[Dataset rows for apps and sites]
################
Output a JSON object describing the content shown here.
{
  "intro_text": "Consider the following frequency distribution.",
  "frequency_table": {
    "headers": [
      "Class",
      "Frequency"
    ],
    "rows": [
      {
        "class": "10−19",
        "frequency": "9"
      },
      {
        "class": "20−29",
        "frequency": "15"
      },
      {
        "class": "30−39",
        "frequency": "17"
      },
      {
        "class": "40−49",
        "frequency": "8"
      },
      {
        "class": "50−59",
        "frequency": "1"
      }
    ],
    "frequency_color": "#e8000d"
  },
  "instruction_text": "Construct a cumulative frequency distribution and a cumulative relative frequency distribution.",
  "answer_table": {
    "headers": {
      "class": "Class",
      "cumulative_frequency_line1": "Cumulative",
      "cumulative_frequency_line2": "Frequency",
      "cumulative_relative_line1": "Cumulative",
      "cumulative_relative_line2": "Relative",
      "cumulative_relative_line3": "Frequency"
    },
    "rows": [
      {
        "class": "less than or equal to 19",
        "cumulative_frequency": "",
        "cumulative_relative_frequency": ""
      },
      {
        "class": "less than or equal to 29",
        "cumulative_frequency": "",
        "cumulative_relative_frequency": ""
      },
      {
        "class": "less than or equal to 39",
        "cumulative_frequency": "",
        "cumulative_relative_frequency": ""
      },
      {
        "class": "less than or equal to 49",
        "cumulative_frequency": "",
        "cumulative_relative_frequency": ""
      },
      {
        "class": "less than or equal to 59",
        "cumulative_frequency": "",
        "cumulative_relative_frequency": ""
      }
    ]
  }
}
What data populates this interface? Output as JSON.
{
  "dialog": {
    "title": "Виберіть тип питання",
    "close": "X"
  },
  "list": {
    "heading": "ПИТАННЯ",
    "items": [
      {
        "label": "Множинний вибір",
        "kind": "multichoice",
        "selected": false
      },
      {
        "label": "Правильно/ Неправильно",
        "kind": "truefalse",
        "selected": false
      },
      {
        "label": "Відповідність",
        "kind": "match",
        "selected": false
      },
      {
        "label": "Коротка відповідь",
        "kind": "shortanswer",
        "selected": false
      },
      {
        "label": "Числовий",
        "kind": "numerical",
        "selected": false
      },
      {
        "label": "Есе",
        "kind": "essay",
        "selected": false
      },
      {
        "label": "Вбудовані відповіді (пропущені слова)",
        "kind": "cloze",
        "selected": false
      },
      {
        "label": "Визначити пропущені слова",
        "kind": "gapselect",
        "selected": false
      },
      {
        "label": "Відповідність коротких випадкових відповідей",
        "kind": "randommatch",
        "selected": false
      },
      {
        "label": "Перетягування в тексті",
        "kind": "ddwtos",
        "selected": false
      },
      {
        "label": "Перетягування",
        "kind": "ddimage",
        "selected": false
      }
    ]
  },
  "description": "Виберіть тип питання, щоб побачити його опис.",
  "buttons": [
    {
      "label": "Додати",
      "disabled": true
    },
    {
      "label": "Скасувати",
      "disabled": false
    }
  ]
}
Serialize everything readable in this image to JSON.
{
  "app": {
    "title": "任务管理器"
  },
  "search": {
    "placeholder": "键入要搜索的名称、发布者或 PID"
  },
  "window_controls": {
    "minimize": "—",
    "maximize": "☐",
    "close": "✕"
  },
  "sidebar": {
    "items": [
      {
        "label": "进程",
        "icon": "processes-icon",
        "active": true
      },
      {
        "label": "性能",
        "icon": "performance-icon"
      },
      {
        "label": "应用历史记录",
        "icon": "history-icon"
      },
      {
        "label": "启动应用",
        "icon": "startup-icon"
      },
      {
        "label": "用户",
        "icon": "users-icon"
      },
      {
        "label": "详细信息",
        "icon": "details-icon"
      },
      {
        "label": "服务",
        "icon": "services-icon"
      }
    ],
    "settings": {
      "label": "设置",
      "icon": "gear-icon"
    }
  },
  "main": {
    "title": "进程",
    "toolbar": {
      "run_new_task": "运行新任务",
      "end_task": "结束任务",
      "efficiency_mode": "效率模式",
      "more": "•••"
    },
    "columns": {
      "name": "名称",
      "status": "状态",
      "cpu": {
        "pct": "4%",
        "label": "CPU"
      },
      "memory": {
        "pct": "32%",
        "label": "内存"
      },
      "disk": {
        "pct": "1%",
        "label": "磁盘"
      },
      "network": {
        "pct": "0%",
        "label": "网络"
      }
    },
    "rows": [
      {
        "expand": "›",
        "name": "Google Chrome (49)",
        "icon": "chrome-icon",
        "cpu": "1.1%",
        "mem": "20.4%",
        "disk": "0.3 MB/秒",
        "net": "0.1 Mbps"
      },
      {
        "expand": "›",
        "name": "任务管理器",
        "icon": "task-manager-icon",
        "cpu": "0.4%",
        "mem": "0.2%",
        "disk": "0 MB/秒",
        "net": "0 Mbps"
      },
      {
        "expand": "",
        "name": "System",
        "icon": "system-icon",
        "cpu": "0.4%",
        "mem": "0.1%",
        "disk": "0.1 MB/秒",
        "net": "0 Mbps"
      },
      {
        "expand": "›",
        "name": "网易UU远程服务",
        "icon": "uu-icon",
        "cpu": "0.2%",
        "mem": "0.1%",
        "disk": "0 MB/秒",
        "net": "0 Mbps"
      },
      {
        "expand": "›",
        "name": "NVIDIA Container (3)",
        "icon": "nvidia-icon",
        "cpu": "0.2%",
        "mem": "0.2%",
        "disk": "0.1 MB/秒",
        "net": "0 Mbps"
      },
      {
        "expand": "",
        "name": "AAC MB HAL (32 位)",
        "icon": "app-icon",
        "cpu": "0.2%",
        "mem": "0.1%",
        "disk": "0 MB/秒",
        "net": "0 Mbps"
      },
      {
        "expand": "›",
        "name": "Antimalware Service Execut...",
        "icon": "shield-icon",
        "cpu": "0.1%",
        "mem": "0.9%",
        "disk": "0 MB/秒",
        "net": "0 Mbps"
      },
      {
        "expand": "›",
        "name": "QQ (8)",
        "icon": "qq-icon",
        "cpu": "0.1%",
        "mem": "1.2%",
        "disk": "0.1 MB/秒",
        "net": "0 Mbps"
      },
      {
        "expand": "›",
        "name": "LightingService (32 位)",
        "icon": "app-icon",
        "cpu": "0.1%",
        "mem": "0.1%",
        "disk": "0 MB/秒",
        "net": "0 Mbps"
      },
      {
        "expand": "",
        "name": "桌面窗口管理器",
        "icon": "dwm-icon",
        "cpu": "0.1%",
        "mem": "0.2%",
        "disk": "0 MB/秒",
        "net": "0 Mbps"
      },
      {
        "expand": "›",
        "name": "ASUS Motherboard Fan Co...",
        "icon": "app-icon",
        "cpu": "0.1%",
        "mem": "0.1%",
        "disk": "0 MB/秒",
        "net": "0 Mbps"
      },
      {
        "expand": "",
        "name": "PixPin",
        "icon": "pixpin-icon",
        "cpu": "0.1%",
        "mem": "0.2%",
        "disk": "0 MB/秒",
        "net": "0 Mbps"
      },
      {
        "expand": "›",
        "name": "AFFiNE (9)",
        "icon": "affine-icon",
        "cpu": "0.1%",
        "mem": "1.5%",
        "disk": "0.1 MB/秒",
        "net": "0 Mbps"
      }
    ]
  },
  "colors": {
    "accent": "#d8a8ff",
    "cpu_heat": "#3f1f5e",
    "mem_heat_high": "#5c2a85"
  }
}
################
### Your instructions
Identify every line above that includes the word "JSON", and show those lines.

### Completed task
Output a JSON object describing the content shown here.
What data populates this interface? Output as JSON.
Serialize everything readable in this image to JSON.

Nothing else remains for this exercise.